Short one today, folks. I need to sleep. Don't think that I've failed anything so far.

  • recombinant adenovirus-p53 gene (gene therapy!) used to treat head and neck squamous cell carcinoma
    • essentially an adenovirus that has been engineered to carry a human p53 gene such that it will infect tumour cells and insert the gene into their genome, causing them to produce p53 and thus activate death mechanisms that make 'em kill themselves
  • currently approved for use in China, with similar drugs in development in other countries including the US of A
  • pretty frickin' cool
Patil SD, Rhodes DG, Burgess DJ. DNA-based therapeutics and DNA delivery systems: a comprehensive review. AAPS J. 2005 Apr 8;7(1):E61-77.

2 chemically inspired comments:

Toaster Sunshine said...

No snarked-out explanation of what p53 does?
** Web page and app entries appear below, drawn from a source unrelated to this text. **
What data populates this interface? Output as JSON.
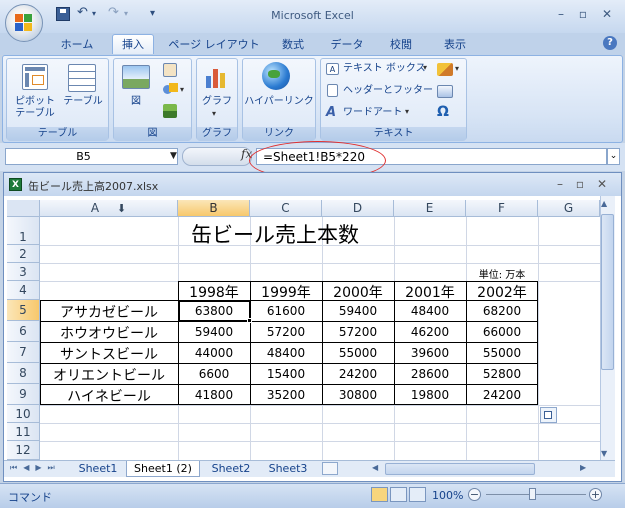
{
  "window": {
    "title": "Microsoft Excel"
  },
  "ribbon_tabs": [
    "ホーム",
    "挿入",
    "ページ レイアウト",
    "数式",
    "データ",
    "校閲",
    "表示"
  ],
  "active_tab": "挿入",
  "ribbon": {
    "groups": {
      "table": {
        "label": "テーブル",
        "pivot": "ピボット\nテーブル",
        "table_btn": "テーブル"
      },
      "illustrations": {
        "label": "図",
        "picture": "図"
      },
      "charts": {
        "label": "グラフ",
        "graph": "グラフ"
      },
      "links": {
        "label": "リンク",
        "hyperlink": "ハイパーリンク"
      },
      "text": {
        "label": "テキスト",
        "textbox": "テキスト ボックス",
        "header_footer": "ヘッダーとフッター",
        "wordart": "ワードアート"
      }
    }
  },
  "formula_bar": {
    "name_box": "B5",
    "fx": "fx",
    "formula": "=Sheet1!B5*220"
  },
  "workbook": {
    "title": "缶ビール売上高2007.xlsx"
  },
  "columns": [
    "A",
    "B",
    "C",
    "D",
    "E",
    "F",
    "G"
  ],
  "rows": [
    "1",
    "2",
    "3",
    "4",
    "5",
    "6",
    "7",
    "8",
    "9",
    "10",
    "11",
    "12"
  ],
  "sheet": {
    "title": "缶ビール売上本数",
    "unit": "単位: 万本",
    "years": [
      "1998年",
      "1999年",
      "2000年",
      "2001年",
      "2002年"
    ],
    "data": [
      {
        "name": "アサカゼビール",
        "values": [
          "63800",
          "61600",
          "59400",
          "48400",
          "68200"
        ]
      },
      {
        "name": "ホウオウビール",
        "values": [
          "59400",
          "57200",
          "57200",
          "46200",
          "66000"
        ]
      },
      {
        "name": "サントスビール",
        "values": [
          "44000",
          "48400",
          "55000",
          "39600",
          "55000"
        ]
      },
      {
        "name": "オリエントビール",
        "values": [
          "6600",
          "15400",
          "24200",
          "28600",
          "52800"
        ]
      },
      {
        "name": "ハイネビール",
        "values": [
          "41800",
          "35200",
          "30800",
          "19800",
          "24200"
        ]
      }
    ]
  },
  "sheet_tabs": [
    "Sheet1",
    "Sheet1 (2)",
    "Sheet2",
    "Sheet3"
  ],
  "active_sheet": "Sheet1 (2)",
  "status": {
    "mode": "コマンド",
    "zoom": "100%"
  }
}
Transcription factor normally inhibited by Mdm2 when the cells are happy and all of their DNA is intact. When cells aren't happy, say, hepatocytes when you've slammed them with ethanol, p53 is phosphorylated such that Mdm2 no longer wants anything to do with it (like not bathing for several days before visiting relatives). Then p53 increases the expression of p21, when clamps down on progression of the cell cycle such that cells stop and chill out so that they can repair their DNA.
When p53 is mutated, cells can replicate without having to repair their DNA first, like letting a child have cookies and forgetting about dinner; this may increase susceptibility to cancer.

I'm not attempting to undermine. I had a Cell Bio final this morning, and given that I've been having nightmares about the cell cycle control system, I wasn't going to let p53 go unspoken for.

I'll try to post a prose explanation of p53 later.

David said...

I'm gonna guess that this is a mere coincidence...